In the interview Ricky Skaggs tells how his dad came home one night and put a little “teeny tiny mandolin” in Ricky’s bed. When Ricky, the 5 year old, woke up he opened the gift box and there was a little teeny tiny mandolin.
If you listen to the whole interview you hear how Ricky almost always had some stringed instrument in his hands.
I wonder, was it really a smaller mandolin than usual or did the mandolin seem small to a child when compared to the guitar? I’ve “googled” “teeny tiny mandolin” with no luck on a picture of anything smaller than a typical mandolin. Would it look like a cavaquinho? Would it be smaller than a ukulele?

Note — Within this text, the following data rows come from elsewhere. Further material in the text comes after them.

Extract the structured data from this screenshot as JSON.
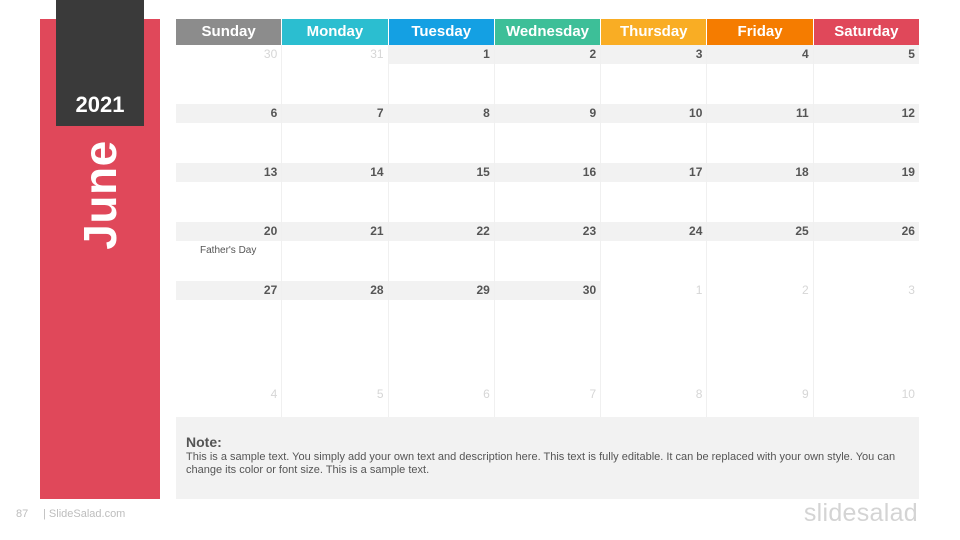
{
  "sidebar": {
    "year": "2021",
    "month": "June",
    "accent_color": "#e0485a",
    "tab_color": "#3a3a3a"
  },
  "calendar": {
    "headers": [
      {
        "label": "Sunday",
        "color": "#8c8c8c"
      },
      {
        "label": "Monday",
        "color": "#2bbed0"
      },
      {
        "label": "Tuesday",
        "color": "#14a0e3"
      },
      {
        "label": "Wednesday",
        "color": "#3dbf98"
      },
      {
        "label": "Thursday",
        "color": "#f9ad24"
      },
      {
        "label": "Friday",
        "color": "#f57c00"
      },
      {
        "label": "Saturday",
        "color": "#e0485a"
      }
    ],
    "weeks": [
      [
        {
          "day": "30",
          "in_month": false,
          "highlight": false
        },
        {
          "day": "31",
          "in_month": false,
          "highlight": false
        },
        {
          "day": "1",
          "in_month": true
        },
        {
          "day": "2",
          "in_month": true
        },
        {
          "day": "3",
          "in_month": true
        },
        {
          "day": "4",
          "in_month": true
        },
        {
          "day": "5",
          "in_month": true
        }
      ],
      [
        {
          "day": "6",
          "in_month": true
        },
        {
          "day": "7",
          "in_month": true
        },
        {
          "day": "8",
          "in_month": true
        },
        {
          "day": "9",
          "in_month": true
        },
        {
          "day": "10",
          "in_month": true
        },
        {
          "day": "11",
          "in_month": true
        },
        {
          "day": "12",
          "in_month": true
        }
      ],
      [
        {
          "day": "13",
          "in_month": true
        },
        {
          "day": "14",
          "in_month": true
        },
        {
          "day": "15",
          "in_month": true
        },
        {
          "day": "16",
          "in_month": true
        },
        {
          "day": "17",
          "in_month": true
        },
        {
          "day": "18",
          "in_month": true
        },
        {
          "day": "19",
          "in_month": true
        }
      ],
      [
        {
          "day": "20",
          "in_month": true,
          "event": "Father's Day"
        },
        {
          "day": "21",
          "in_month": true
        },
        {
          "day": "22",
          "in_month": true
        },
        {
          "day": "23",
          "in_month": true
        },
        {
          "day": "24",
          "in_month": true
        },
        {
          "day": "25",
          "in_month": true
        },
        {
          "day": "26",
          "in_month": true
        }
      ],
      [
        {
          "day": "27",
          "in_month": true
        },
        {
          "day": "28",
          "in_month": true
        },
        {
          "day": "29",
          "in_month": true
        },
        {
          "day": "30",
          "in_month": true
        },
        {
          "day": "1",
          "in_month": false
        },
        {
          "day": "2",
          "in_month": false
        },
        {
          "day": "3",
          "in_month": false
        }
      ],
      [
        {
          "day": "4",
          "in_month": false
        },
        {
          "day": "5",
          "in_month": false
        },
        {
          "day": "6",
          "in_month": false
        },
        {
          "day": "7",
          "in_month": false
        },
        {
          "day": "8",
          "in_month": false
        },
        {
          "day": "9",
          "in_month": false
        },
        {
          "day": "10",
          "in_month": false
        }
      ]
    ]
  },
  "note": {
    "title": "Note:",
    "body": "This is a sample text. You simply add your own text and description here. This text is fully editable. It can be replaced with your own style. You can change its color or font size. This is a sample text."
  },
  "footer": {
    "page_number": "87",
    "site": "| SlideSalad.com",
    "brand": "slidesalad"
  }
}
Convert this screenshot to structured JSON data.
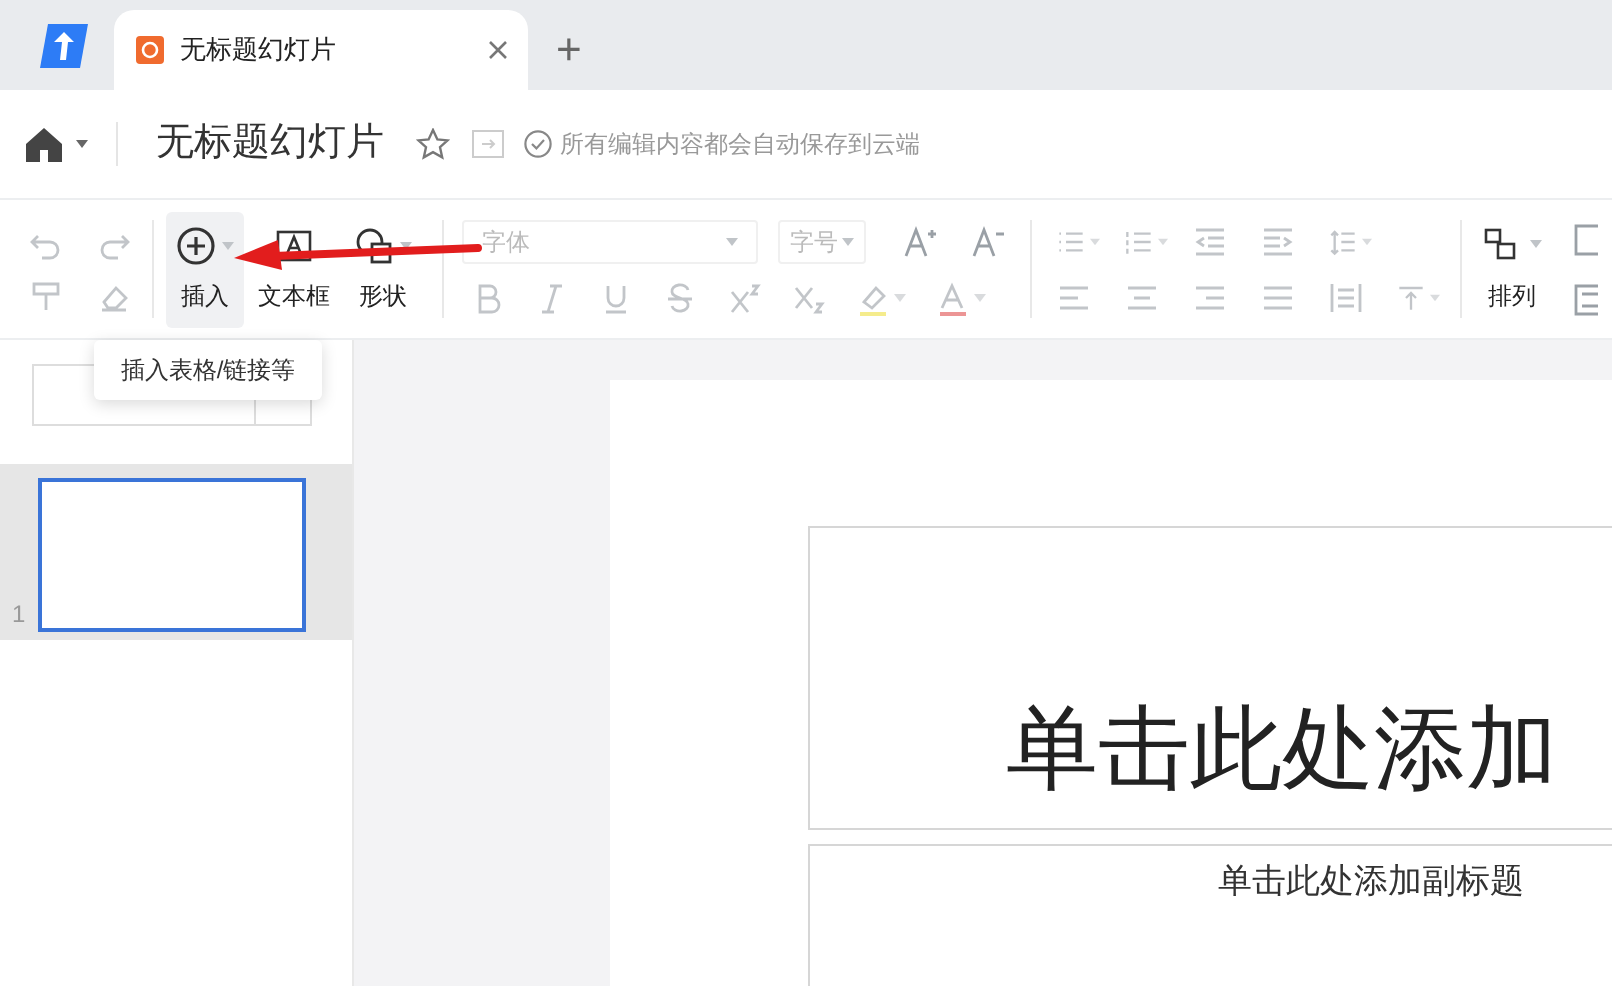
{
  "tab_bar": {
    "tabs": [
      {
        "title": "无标题幻灯片",
        "selected": true
      }
    ],
    "new_tab": "+"
  },
  "header": {
    "title": "无标题幻灯片",
    "save_status": "所有编辑内容都会自动保存到云端"
  },
  "toolbar": {
    "history_buttons": [
      {
        "disabled": true
      },
      {
        "disabled": true
      },
      {
        "disabled": true
      },
      {
        "disabled": true
      }
    ],
    "insert_buttons": [
      {
        "label": "插入",
        "hovered": true
      },
      {
        "label": "文本框",
        "hovered": false
      },
      {
        "label": "形状",
        "hovered": false
      }
    ],
    "font_select": {
      "placeholder": "字体"
    },
    "size_select": {
      "placeholder": "字号"
    },
    "format_buttons": [
      {
        "disabled": true
      },
      {
        "disabled": true
      },
      {
        "disabled": true
      },
      {
        "disabled": true
      },
      {
        "disabled": true
      },
      {
        "disabled": true
      },
      {
        "disabled": true
      },
      {
        "disabled": true
      }
    ],
    "paragraph_buttons": [
      {
        "disabled": true
      },
      {
        "disabled": true
      },
      {
        "disabled": true
      },
      {
        "disabled": true
      },
      {
        "disabled": true
      },
      {
        "disabled": true
      },
      {
        "disabled": true
      },
      {
        "disabled": true
      },
      {
        "disabled": true
      },
      {
        "disabled": true
      },
      {
        "disabled": true
      }
    ],
    "arrange": {
      "label": "排列"
    }
  },
  "tooltip": "插入表格/链接等",
  "slides_panel": {
    "slides": [
      {
        "number": "1",
        "selected": true
      }
    ]
  },
  "slide": {
    "title_placeholder": "单击此处添加",
    "subtitle_placeholder": "单击此处添加副标题"
  }
}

There is something truly magical about tiny instruments.
When my niece was 3 years old, I gave her a bright yellow ukulele for her birthday. From the moment she first saw the bright yellow, teeny tiny “guitar” she didn’t let it out of her sight. You could see the delight and magic it held for her. Now, she is almost six and her strumming has come a long way. She says, “ukulele” with ease and she plays it like a rock star.
After introducing another set of young friends of ages 2 and 3 to little tiny “pitars” (their word for the ukulele) the 3 year old strummed so often and eagerly on her new instrument, she took the skin off her fingertips. Only when she was getting ready for bed after a day of strumming, she said, “My fingers hurt.” Sure enough she had been so eager to play the tiny magical instrument, just her size, that she’d overdone it. Even though she had a pick, she wanted to play like the big people.
The magic never really leaves a tiny instrument. And the magic transfers to all who play the tiny instrument. For being so tiny, the ukulele captures a large part of the spirit of music, renewal, and joy.